> Aim of the exercise
Copy every record word for word. The images stay behind.

Stored records:
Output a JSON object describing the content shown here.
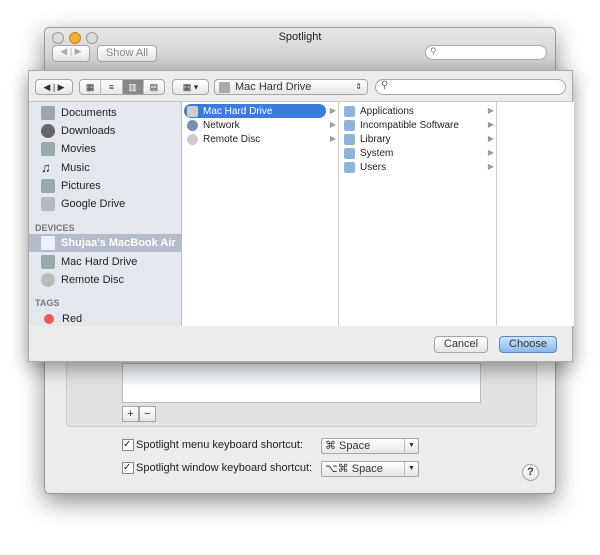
{
  "window": {
    "title": "Spotlight",
    "show_all": "Show All"
  },
  "sheet": {
    "location": "Mac Hard Drive",
    "sidebar": {
      "favorites": [
        "Documents",
        "Downloads",
        "Movies",
        "Music",
        "Pictures",
        "Google Drive"
      ],
      "devices_header": "DEVICES",
      "devices": [
        "Shujaa's MacBook Air",
        "Mac Hard Drive",
        "Remote Disc"
      ],
      "tags_header": "TAGS",
      "tags": [
        "Red"
      ]
    },
    "column1": [
      "Mac Hard Drive",
      "Network",
      "Remote Disc"
    ],
    "column2": [
      "Applications",
      "Incompatible Software",
      "Library",
      "System",
      "Users"
    ],
    "cancel": "Cancel",
    "choose": "Choose"
  },
  "prefs": {
    "menu_shortcut_label": "Spotlight menu keyboard shortcut:",
    "menu_shortcut_value": "⌘ Space",
    "window_shortcut_label": "Spotlight window keyboard shortcut:",
    "window_shortcut_value": "⌥⌘ Space",
    "add": "+",
    "remove": "−",
    "help": "?"
  },
  "colors": {
    "accent": "#3b7bdc",
    "red_tag": "#e85a5a"
  }
}
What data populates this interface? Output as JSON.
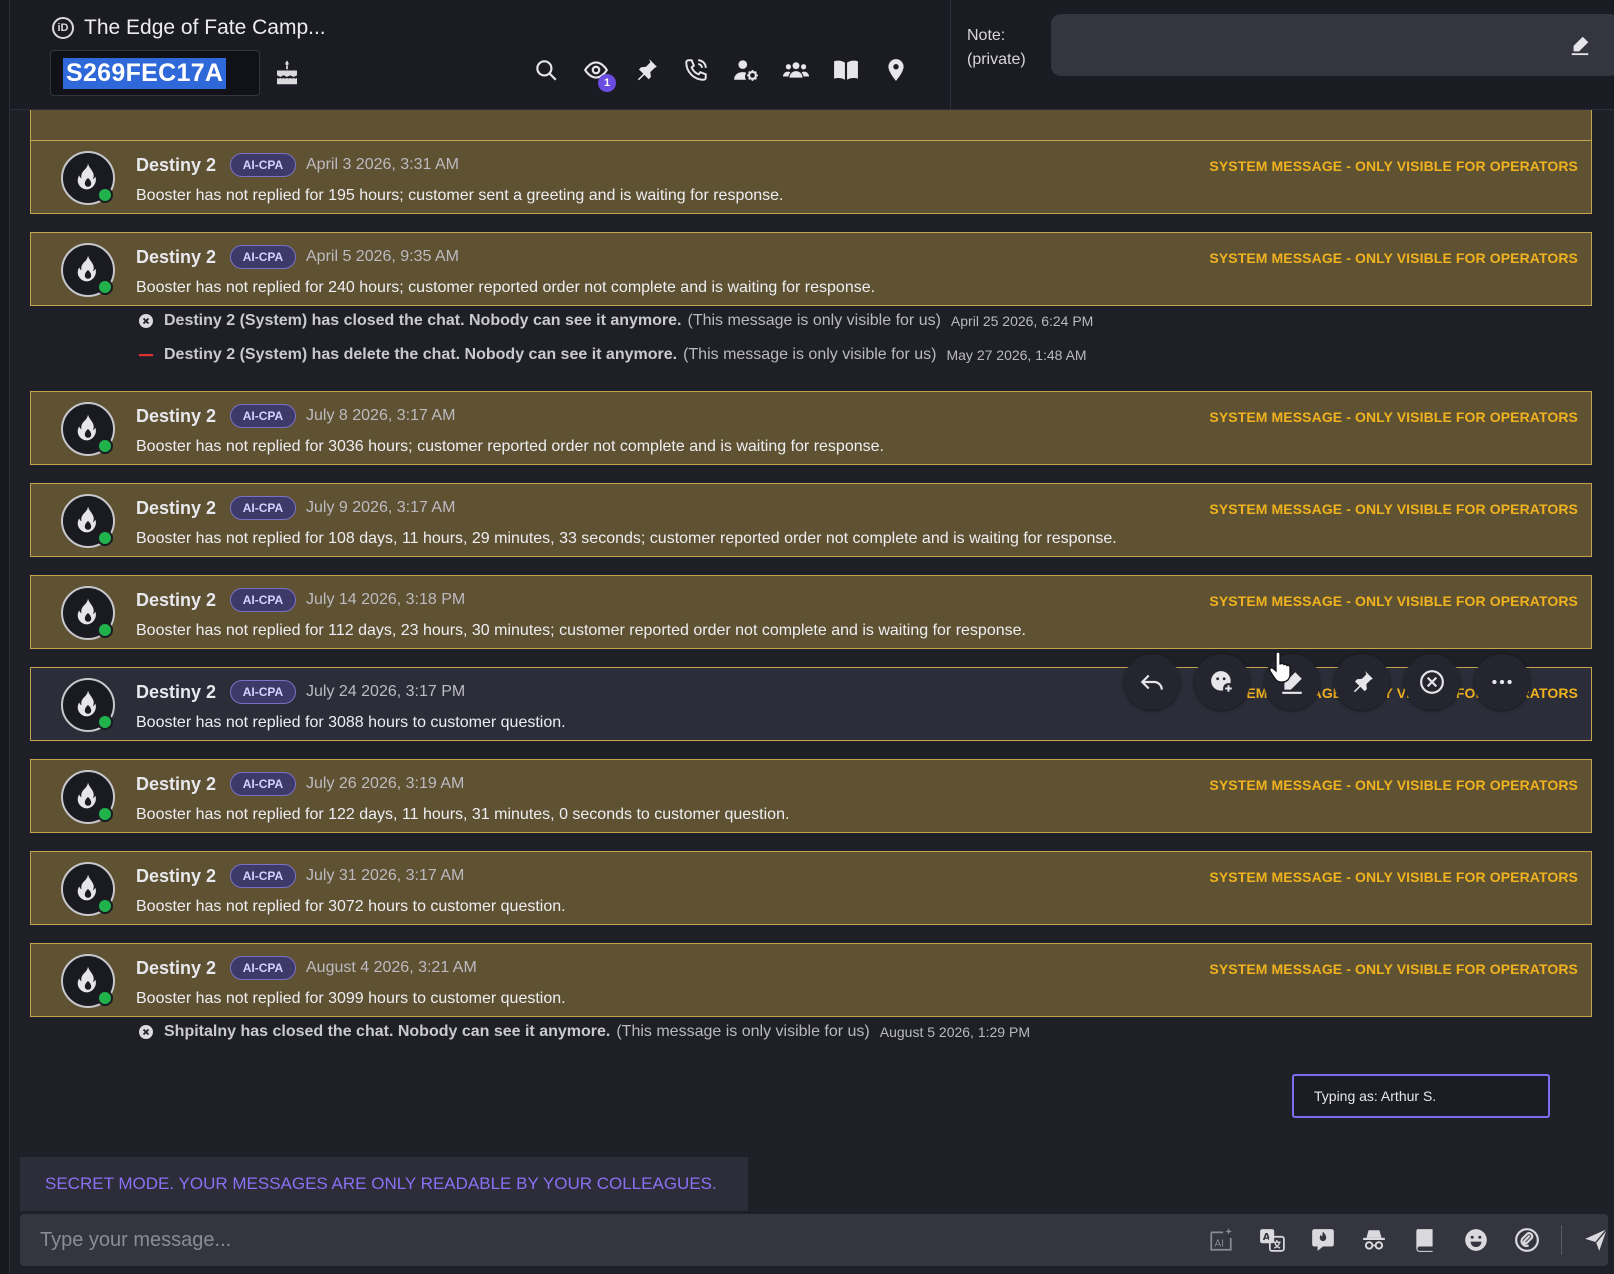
{
  "header": {
    "title": "The Edge of Fate Camp...",
    "order_id": "S269FEC17A",
    "watchers_count": "1",
    "note_label": "Note:\n(private)",
    "note_value": ""
  },
  "messages": [
    {
      "sender": "Destiny 2",
      "tag": "AI-CPA",
      "time": "April 3 2026, 3:31 AM",
      "text": "Booster has not replied for 195 hours; customer sent a greeting and is waiting for response.",
      "system_label": "SYSTEM MESSAGE - ONLY VISIBLE FOR OPERATORS"
    },
    {
      "sender": "Destiny 2",
      "tag": "AI-CPA",
      "time": "April 5 2026, 9:35 AM",
      "text": "Booster has not replied for 240 hours; customer reported order not complete and is waiting for response.",
      "system_label": "SYSTEM MESSAGE - ONLY VISIBLE FOR OPERATORS"
    },
    {
      "sender": "Destiny 2",
      "tag": "AI-CPA",
      "time": "July 8 2026, 3:17 AM",
      "text": "Booster has not replied for 3036 hours; customer reported order not complete and is waiting for response.",
      "system_label": "SYSTEM MESSAGE - ONLY VISIBLE FOR OPERATORS"
    },
    {
      "sender": "Destiny 2",
      "tag": "AI-CPA",
      "time": "July 9 2026, 3:17 AM",
      "text": "Booster has not replied for 108 days, 11 hours, 29 minutes, 33 seconds; customer reported order not complete and is waiting for response.",
      "system_label": "SYSTEM MESSAGE - ONLY VISIBLE FOR OPERATORS"
    },
    {
      "sender": "Destiny 2",
      "tag": "AI-CPA",
      "time": "July 14 2026, 3:18 PM",
      "text": "Booster has not replied for 112 days, 23 hours, 30 minutes; customer reported order not complete and is waiting for response.",
      "system_label": "SYSTEM MESSAGE - ONLY VISIBLE FOR OPERATORS"
    },
    {
      "sender": "Destiny 2",
      "tag": "AI-CPA",
      "time": "July 24 2026, 3:17 PM",
      "text": "Booster has not replied for 3088 hours to customer question.",
      "system_label": "SYSTEM MESSAGE - ONLY VISIBLE FOR OPERATORS"
    },
    {
      "sender": "Destiny 2",
      "tag": "AI-CPA",
      "time": "July 26 2026, 3:19 AM",
      "text": "Booster has not replied for 122 days, 11 hours, 31 minutes, 0 seconds to customer question.",
      "system_label": "SYSTEM MESSAGE - ONLY VISIBLE FOR OPERATORS"
    },
    {
      "sender": "Destiny 2",
      "tag": "AI-CPA",
      "time": "July 31 2026, 3:17 AM",
      "text": "Booster has not replied for 3072 hours to customer question.",
      "system_label": "SYSTEM MESSAGE - ONLY VISIBLE FOR OPERATORS"
    },
    {
      "sender": "Destiny 2",
      "tag": "AI-CPA",
      "time": "August 4 2026, 3:21 AM",
      "text": "Booster has not replied for 3099 hours to customer question.",
      "system_label": "SYSTEM MESSAGE - ONLY VISIBLE FOR OPERATORS"
    }
  ],
  "events": [
    {
      "strong": "Destiny 2 (System) has closed the chat. Nobody can see it anymore.",
      "note": "(This message is only visible for us)",
      "time": "April 25 2026, 6:24 PM",
      "icon": "close-circle-icon"
    },
    {
      "strong": "Destiny 2 (System) has delete the chat. Nobody can see it anymore.",
      "note": "(This message is only visible for us)",
      "time": "May 27 2026, 1:48 AM",
      "icon": "minus-icon"
    },
    {
      "strong": "Shpitalny has closed the chat. Nobody can see it anymore.",
      "note": "(This message is only visible for us)",
      "time": "August 5 2026, 1:29 PM",
      "icon": "close-circle-icon"
    }
  ],
  "typing_as": "Typing as: Arthur S.",
  "secret_banner": "SECRET MODE. YOUR MESSAGES ARE ONLY READABLE BY YOUR COLLEAGUES.",
  "composer": {
    "placeholder": "Type your message..."
  },
  "colors": {
    "system_bg": "#5e5233",
    "system_border": "#c2a54e",
    "system_label": "#f0b21e",
    "accent": "#8a70f4",
    "online": "#22b24c"
  }
}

> Response to the exercise
Output a JSON object describing the content shown here.
{
  "window": {
    "title": "Spotlight",
    "show_all": "Show All"
  },
  "sheet": {
    "location": "Mac Hard Drive",
    "sidebar": {
      "favorites": [
        "Documents",
        "Downloads",
        "Movies",
        "Music",
        "Pictures",
        "Google Drive"
      ],
      "devices_header": "DEVICES",
      "devices": [
        "Shujaa's MacBook Air",
        "Mac Hard Drive",
        "Remote Disc"
      ],
      "tags_header": "TAGS",
      "tags": [
        "Red"
      ]
    },
    "column1": [
      "Mac Hard Drive",
      "Network",
      "Remote Disc"
    ],
    "column2": [
      "Applications",
      "Incompatible Software",
      "Library",
      "System",
      "Users"
    ],
    "cancel": "Cancel",
    "choose": "Choose"
  },
  "prefs": {
    "menu_shortcut_label": "Spotlight menu keyboard shortcut:",
    "menu_shortcut_value": "⌘ Space",
    "window_shortcut_label": "Spotlight window keyboard shortcut:",
    "window_shortcut_value": "⌥⌘ Space",
    "add": "+",
    "remove": "−",
    "help": "?"
  },
  "colors": {
    "accent": "#3b7bdc",
    "red_tag": "#e85a5a"
  }
}
What data populates this interface? Output as JSON.
{
  "header": {
    "title": "The Edge of Fate Camp...",
    "order_id": "S269FEC17A",
    "watchers_count": "1",
    "note_label": "Note:\n(private)",
    "note_value": ""
  },
  "messages": [
    {
      "sender": "Destiny 2",
      "tag": "AI-CPA",
      "time": "April 3 2026, 3:31 AM",
      "text": "Booster has not replied for 195 hours; customer sent a greeting and is waiting for response.",
      "system_label": "SYSTEM MESSAGE - ONLY VISIBLE FOR OPERATORS"
    },
    {
      "sender": "Destiny 2",
      "tag": "AI-CPA",
      "time": "April 5 2026, 9:35 AM",
      "text": "Booster has not replied for 240 hours; customer reported order not complete and is waiting for response.",
      "system_label": "SYSTEM MESSAGE - ONLY VISIBLE FOR OPERATORS"
    },
    {
      "sender": "Destiny 2",
      "tag": "AI-CPA",
      "time": "July 8 2026, 3:17 AM",
      "text": "Booster has not replied for 3036 hours; customer reported order not complete and is waiting for response.",
      "system_label": "SYSTEM MESSAGE - ONLY VISIBLE FOR OPERATORS"
    },
    {
      "sender": "Destiny 2",
      "tag": "AI-CPA",
      "time": "July 9 2026, 3:17 AM",
      "text": "Booster has not replied for 108 days, 11 hours, 29 minutes, 33 seconds; customer reported order not complete and is waiting for response.",
      "system_label": "SYSTEM MESSAGE - ONLY VISIBLE FOR OPERATORS"
    },
    {
      "sender": "Destiny 2",
      "tag": "AI-CPA",
      "time": "July 14 2026, 3:18 PM",
      "text": "Booster has not replied for 112 days, 23 hours, 30 minutes; customer reported order not complete and is waiting for response.",
      "system_label": "SYSTEM MESSAGE - ONLY VISIBLE FOR OPERATORS"
    },
    {
      "sender": "Destiny 2",
      "tag": "AI-CPA",
      "time": "July 24 2026, 3:17 PM",
      "text": "Booster has not replied for 3088 hours to customer question.",
      "system_label": "SYSTEM MESSAGE - ONLY VISIBLE FOR OPERATORS"
    },
    {
      "sender": "Destiny 2",
      "tag": "AI-CPA",
      "time": "July 26 2026, 3:19 AM",
      "text": "Booster has not replied for 122 days, 11 hours, 31 minutes, 0 seconds to customer question.",
      "system_label": "SYSTEM MESSAGE - ONLY VISIBLE FOR OPERATORS"
    },
    {
      "sender": "Destiny 2",
      "tag": "AI-CPA",
      "time": "July 31 2026, 3:17 AM",
      "text": "Booster has not replied for 3072 hours to customer question.",
      "system_label": "SYSTEM MESSAGE - ONLY VISIBLE FOR OPERATORS"
    },
    {
      "sender": "Destiny 2",
      "tag": "AI-CPA",
      "time": "August 4 2026, 3:21 AM",
      "text": "Booster has not replied for 3099 hours to customer question.",
      "system_label": "SYSTEM MESSAGE - ONLY VISIBLE FOR OPERATORS"
    }
  ],
  "events": [
    {
      "strong": "Destiny 2 (System) has closed the chat. Nobody can see it anymore.",
      "note": "(This message is only visible for us)",
      "time": "April 25 2026, 6:24 PM",
      "icon": "close-circle-icon"
    },
    {
      "strong": "Destiny 2 (System) has delete the chat. Nobody can see it anymore.",
      "note": "(This message is only visible for us)",
      "time": "May 27 2026, 1:48 AM",
      "icon": "minus-icon"
    },
    {
      "strong": "Shpitalny has closed the chat. Nobody can see it anymore.",
      "note": "(This message is only visible for us)",
      "time": "August 5 2026, 1:29 PM",
      "icon": "close-circle-icon"
    }
  ],
  "typing_as": "Typing as: Arthur S.",
  "secret_banner": "SECRET MODE. YOUR MESSAGES ARE ONLY READABLE BY YOUR COLLEAGUES.",
  "composer": {
    "placeholder": "Type your message..."
  },
  "colors": {
    "system_bg": "#5e5233",
    "system_border": "#c2a54e",
    "system_label": "#f0b21e",
    "accent": "#8a70f4",
    "online": "#22b24c"
  }
}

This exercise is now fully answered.